WHAT YOU SHOULD DO: Set down the lines below, exactly, starting at the one that contains "What data populates" and stopping at the last line, inclusive. Omit pictures.

────────

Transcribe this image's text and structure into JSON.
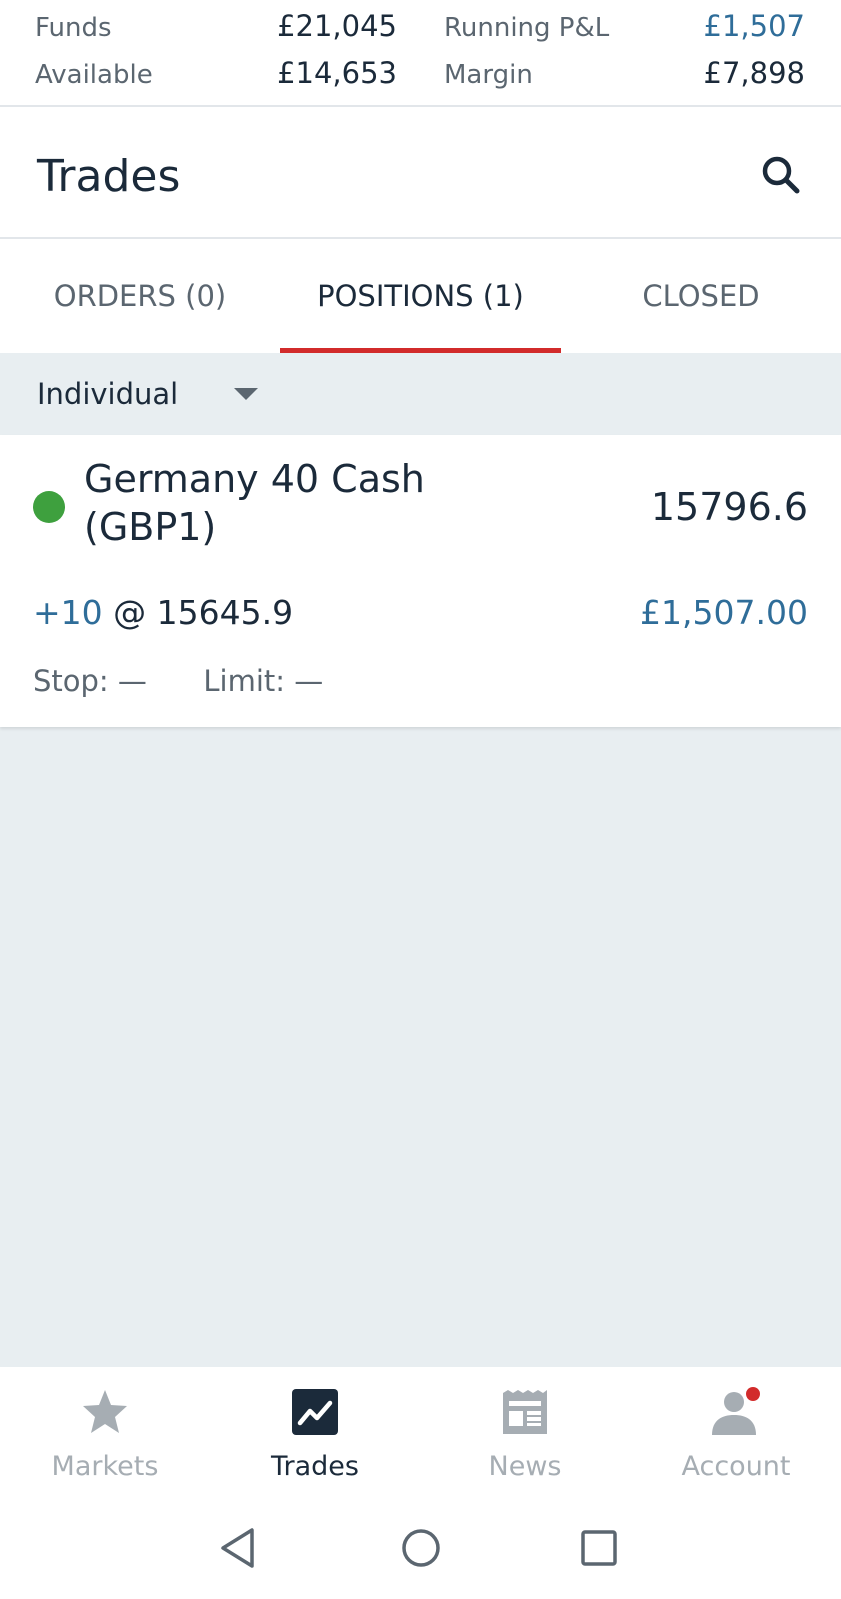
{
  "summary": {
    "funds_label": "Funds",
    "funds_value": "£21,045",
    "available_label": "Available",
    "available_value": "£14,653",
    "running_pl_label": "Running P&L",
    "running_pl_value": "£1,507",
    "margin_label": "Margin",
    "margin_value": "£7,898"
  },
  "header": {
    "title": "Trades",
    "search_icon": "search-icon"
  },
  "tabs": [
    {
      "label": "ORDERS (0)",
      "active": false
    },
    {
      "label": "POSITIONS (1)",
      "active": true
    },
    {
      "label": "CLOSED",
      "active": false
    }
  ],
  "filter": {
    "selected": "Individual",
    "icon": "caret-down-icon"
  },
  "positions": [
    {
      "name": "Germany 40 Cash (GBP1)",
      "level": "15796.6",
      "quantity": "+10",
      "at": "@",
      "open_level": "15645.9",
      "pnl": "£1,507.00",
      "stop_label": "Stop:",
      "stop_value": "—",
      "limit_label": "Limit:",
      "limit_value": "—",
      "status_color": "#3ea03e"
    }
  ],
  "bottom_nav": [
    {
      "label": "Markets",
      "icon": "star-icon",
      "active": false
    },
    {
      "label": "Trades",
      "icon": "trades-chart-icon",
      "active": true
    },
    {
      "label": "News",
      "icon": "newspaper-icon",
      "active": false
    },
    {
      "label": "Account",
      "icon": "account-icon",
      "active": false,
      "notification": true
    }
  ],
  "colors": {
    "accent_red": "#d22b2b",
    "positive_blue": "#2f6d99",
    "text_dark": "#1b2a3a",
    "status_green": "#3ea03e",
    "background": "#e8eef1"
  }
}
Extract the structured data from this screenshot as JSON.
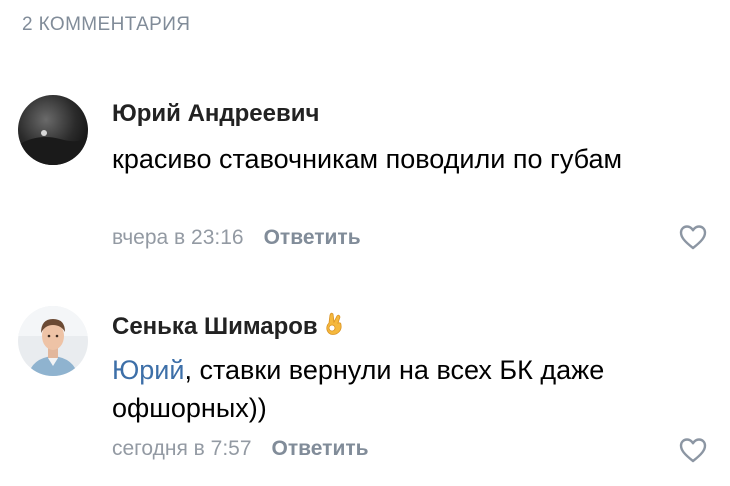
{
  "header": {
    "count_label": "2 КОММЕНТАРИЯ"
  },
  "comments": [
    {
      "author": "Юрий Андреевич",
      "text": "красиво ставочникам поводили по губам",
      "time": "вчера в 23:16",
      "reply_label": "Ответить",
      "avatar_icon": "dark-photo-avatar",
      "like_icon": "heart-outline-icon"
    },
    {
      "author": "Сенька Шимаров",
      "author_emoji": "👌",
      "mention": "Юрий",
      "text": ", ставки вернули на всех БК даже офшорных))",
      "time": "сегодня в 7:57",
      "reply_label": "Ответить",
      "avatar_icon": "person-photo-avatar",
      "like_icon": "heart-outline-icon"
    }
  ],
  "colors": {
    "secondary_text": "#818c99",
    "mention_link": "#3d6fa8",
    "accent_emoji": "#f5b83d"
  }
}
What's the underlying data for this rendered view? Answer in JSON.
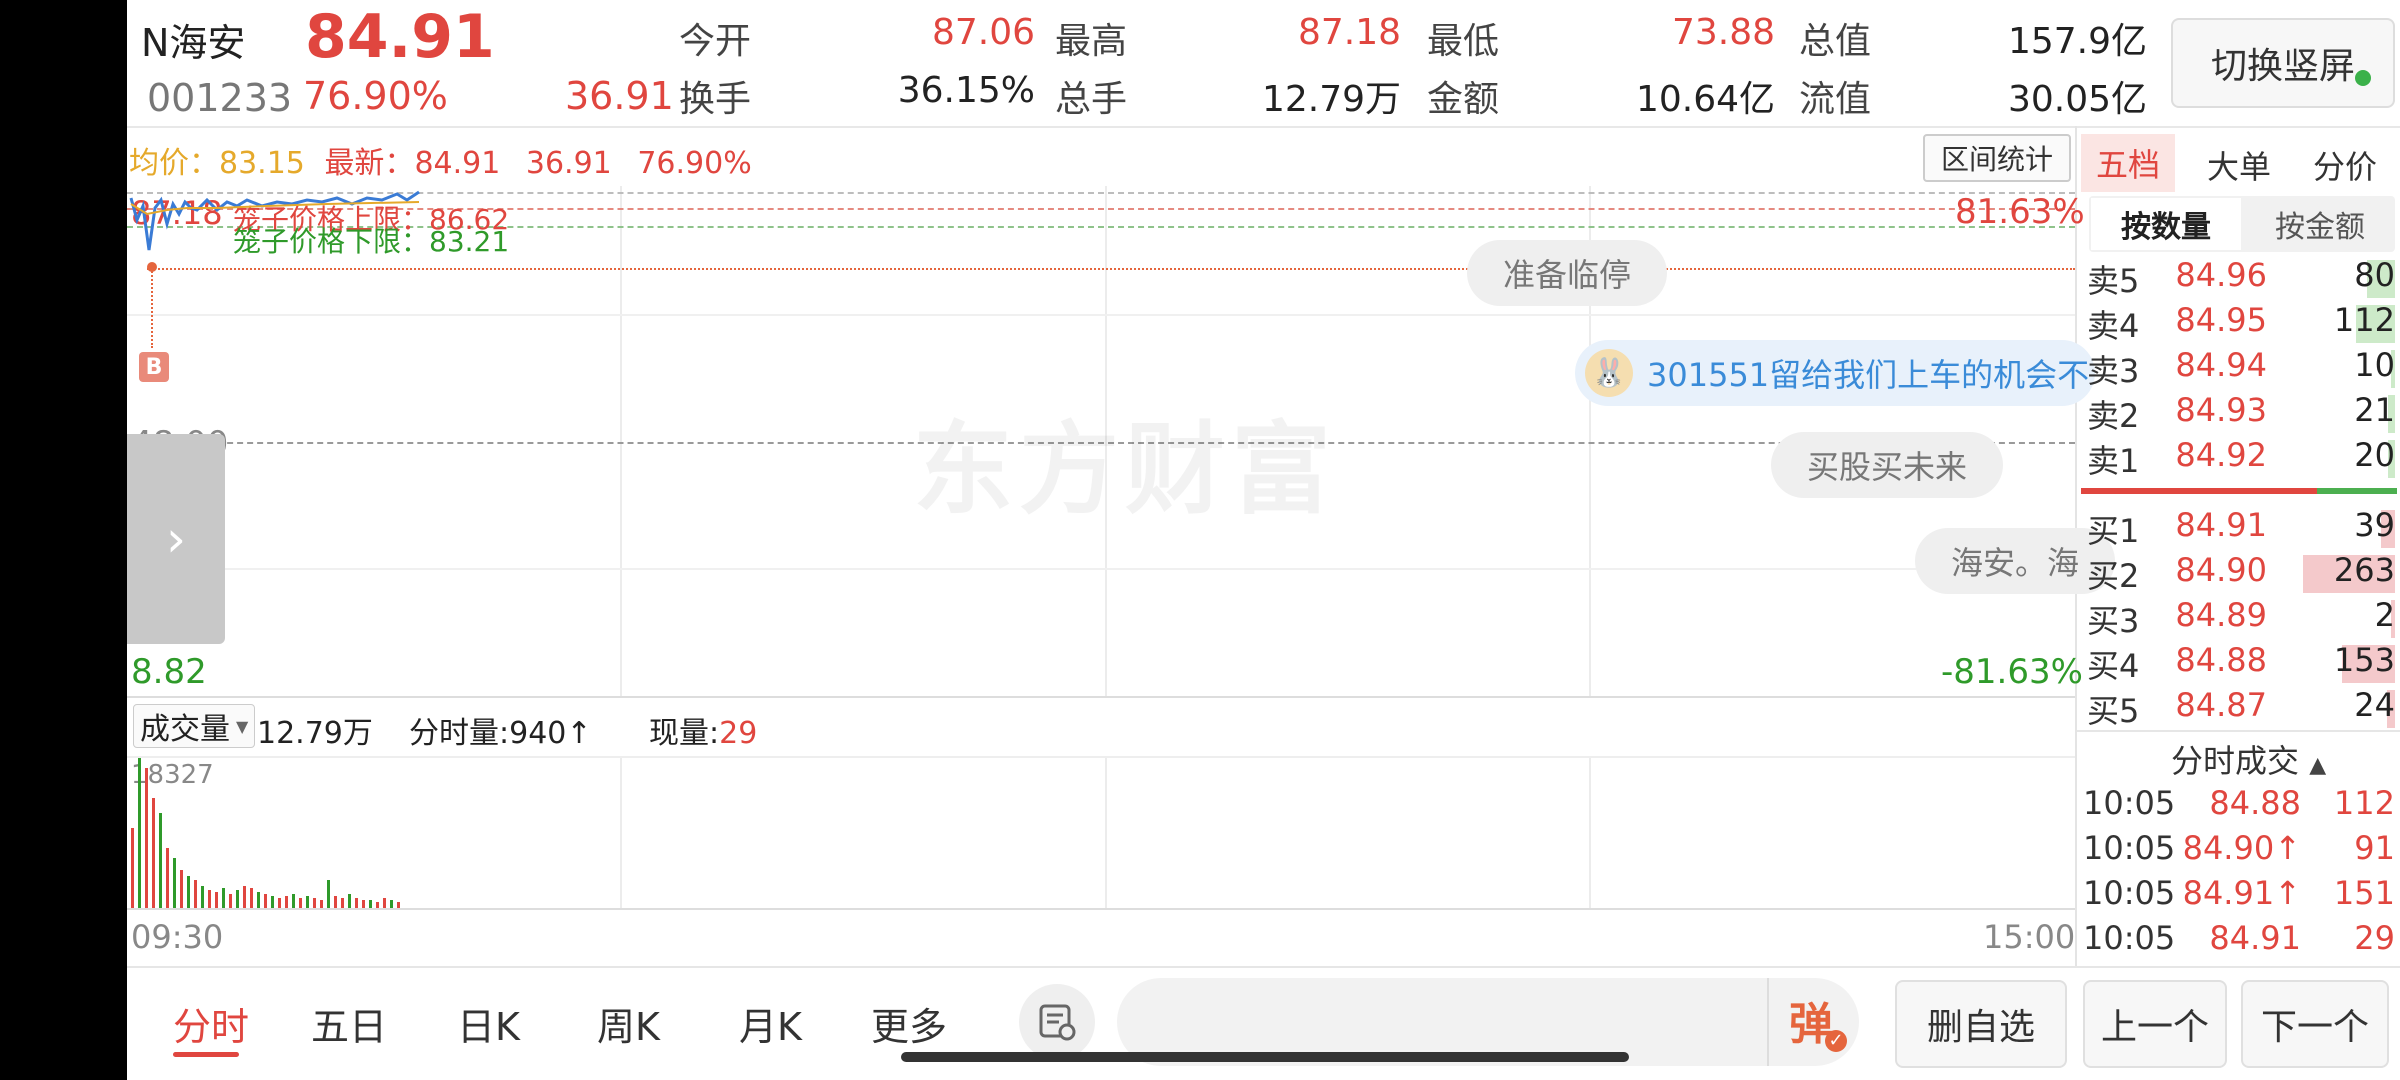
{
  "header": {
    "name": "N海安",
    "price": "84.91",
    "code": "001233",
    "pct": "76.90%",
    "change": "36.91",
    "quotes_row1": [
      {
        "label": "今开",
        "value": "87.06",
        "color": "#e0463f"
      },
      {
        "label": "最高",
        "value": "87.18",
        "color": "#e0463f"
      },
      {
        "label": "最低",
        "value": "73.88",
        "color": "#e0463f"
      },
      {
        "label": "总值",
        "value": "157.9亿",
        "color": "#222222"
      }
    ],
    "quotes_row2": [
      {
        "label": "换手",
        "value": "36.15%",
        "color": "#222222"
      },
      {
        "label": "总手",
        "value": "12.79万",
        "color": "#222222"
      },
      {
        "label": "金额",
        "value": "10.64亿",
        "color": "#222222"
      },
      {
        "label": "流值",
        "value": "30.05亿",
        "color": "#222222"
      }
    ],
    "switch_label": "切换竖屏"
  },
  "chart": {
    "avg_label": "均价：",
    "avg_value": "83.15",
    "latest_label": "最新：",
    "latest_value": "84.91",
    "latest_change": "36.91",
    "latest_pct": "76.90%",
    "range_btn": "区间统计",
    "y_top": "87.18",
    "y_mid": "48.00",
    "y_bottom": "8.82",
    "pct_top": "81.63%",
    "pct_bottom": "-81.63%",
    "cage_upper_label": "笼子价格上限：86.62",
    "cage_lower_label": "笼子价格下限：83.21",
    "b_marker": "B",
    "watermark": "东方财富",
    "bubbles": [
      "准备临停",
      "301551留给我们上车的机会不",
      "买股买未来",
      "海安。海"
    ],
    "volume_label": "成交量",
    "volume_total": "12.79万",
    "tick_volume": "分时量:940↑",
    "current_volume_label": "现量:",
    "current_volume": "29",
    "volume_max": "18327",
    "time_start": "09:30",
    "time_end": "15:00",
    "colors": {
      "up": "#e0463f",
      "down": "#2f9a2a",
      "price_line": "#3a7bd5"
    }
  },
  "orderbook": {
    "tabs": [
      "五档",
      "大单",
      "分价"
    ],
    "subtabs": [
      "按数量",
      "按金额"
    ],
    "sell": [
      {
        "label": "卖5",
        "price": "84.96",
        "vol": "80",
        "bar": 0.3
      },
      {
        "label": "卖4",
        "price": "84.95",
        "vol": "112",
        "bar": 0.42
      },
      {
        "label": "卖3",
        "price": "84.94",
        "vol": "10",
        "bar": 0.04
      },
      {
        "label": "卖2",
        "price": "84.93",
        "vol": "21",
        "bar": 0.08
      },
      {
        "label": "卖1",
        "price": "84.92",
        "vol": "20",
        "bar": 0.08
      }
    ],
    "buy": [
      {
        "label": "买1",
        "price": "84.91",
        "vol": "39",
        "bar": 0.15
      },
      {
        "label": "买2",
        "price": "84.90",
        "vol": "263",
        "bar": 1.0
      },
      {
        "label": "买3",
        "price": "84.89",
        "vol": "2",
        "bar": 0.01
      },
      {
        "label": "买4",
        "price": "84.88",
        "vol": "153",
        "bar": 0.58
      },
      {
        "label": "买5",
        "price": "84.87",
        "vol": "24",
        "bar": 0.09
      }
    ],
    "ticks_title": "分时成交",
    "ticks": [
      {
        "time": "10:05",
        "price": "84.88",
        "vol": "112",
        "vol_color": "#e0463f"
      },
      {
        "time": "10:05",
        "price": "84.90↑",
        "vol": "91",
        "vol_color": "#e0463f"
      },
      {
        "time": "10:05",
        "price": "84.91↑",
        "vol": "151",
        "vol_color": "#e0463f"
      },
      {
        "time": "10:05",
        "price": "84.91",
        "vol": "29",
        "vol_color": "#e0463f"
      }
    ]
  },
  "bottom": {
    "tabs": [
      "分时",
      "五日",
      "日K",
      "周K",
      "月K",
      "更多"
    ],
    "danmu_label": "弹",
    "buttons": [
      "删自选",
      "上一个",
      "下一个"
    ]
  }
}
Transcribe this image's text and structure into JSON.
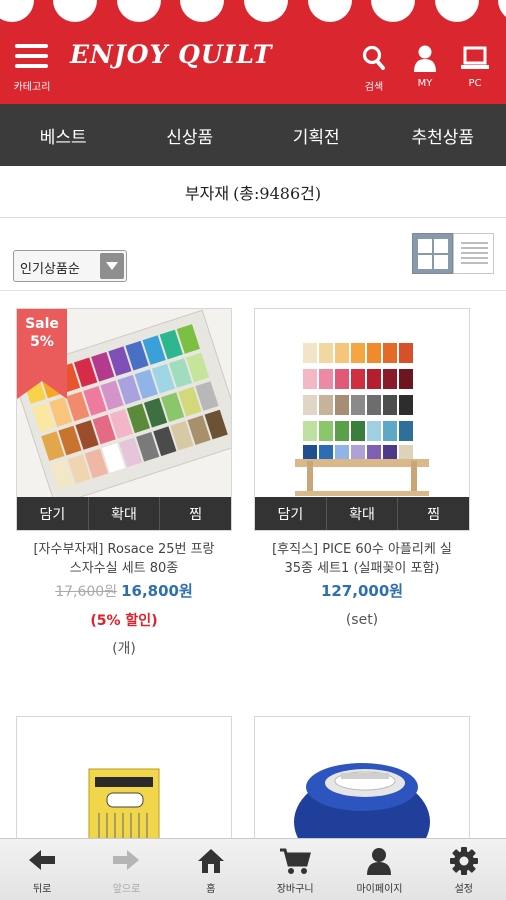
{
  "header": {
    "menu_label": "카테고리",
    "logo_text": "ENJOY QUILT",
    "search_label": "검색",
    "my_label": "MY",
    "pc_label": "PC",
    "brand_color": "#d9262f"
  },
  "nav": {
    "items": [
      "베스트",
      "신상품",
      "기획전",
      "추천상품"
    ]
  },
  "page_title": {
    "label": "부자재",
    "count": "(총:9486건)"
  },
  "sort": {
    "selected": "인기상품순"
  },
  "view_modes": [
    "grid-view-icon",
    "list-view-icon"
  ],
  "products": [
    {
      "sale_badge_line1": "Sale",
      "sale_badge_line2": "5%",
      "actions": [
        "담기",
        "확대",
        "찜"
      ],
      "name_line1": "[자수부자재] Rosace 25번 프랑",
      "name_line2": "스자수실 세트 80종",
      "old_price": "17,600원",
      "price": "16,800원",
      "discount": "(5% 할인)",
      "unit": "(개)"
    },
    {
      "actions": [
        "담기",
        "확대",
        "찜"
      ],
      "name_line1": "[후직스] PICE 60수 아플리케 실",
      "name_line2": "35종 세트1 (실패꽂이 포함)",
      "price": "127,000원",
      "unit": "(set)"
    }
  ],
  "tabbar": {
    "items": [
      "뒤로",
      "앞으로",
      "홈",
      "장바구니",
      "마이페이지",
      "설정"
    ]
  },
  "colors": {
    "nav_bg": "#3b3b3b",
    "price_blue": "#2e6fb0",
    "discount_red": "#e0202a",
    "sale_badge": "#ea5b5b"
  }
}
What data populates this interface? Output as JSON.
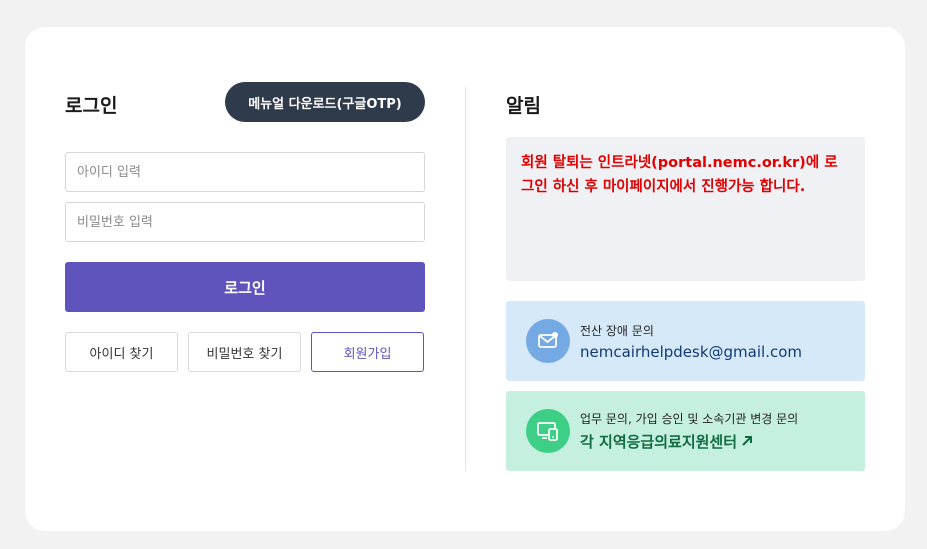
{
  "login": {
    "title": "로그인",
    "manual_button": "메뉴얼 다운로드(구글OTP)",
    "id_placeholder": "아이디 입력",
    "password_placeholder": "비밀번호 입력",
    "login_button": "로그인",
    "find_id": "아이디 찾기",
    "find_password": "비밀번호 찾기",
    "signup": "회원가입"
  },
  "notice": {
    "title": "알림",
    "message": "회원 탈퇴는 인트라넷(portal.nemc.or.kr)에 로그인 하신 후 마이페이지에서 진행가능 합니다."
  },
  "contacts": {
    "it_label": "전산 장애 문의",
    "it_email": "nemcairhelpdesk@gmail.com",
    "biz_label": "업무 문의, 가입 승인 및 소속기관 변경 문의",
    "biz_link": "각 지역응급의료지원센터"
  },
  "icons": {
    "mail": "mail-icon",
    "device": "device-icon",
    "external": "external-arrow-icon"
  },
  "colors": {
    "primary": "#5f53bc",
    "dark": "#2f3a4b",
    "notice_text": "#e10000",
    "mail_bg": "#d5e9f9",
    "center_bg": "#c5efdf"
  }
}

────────

SOLUTION FOR THIS EXERCISE:
What data populates this interface? Output as JSON.
{
  "login": {
    "title": "로그인",
    "manual_button": "메뉴얼 다운로드(구글OTP)",
    "id_placeholder": "아이디 입력",
    "password_placeholder": "비밀번호 입력",
    "login_button": "로그인",
    "find_id": "아이디 찾기",
    "find_password": "비밀번호 찾기",
    "signup": "회원가입"
  },
  "notice": {
    "title": "알림",
    "message": "회원 탈퇴는 인트라넷(portal.nemc.or.kr)에 로그인 하신 후 마이페이지에서 진행가능 합니다."
  },
  "contacts": {
    "it_label": "전산 장애 문의",
    "it_email": "nemcairhelpdesk@gmail.com",
    "biz_label": "업무 문의, 가입 승인 및 소속기관 변경 문의",
    "biz_link": "각 지역응급의료지원센터"
  },
  "icons": {
    "mail": "mail-icon",
    "device": "device-icon",
    "external": "external-arrow-icon"
  },
  "colors": {
    "primary": "#5f53bc",
    "dark": "#2f3a4b",
    "notice_text": "#e10000",
    "mail_bg": "#d5e9f9",
    "center_bg": "#c5efdf"
  }
}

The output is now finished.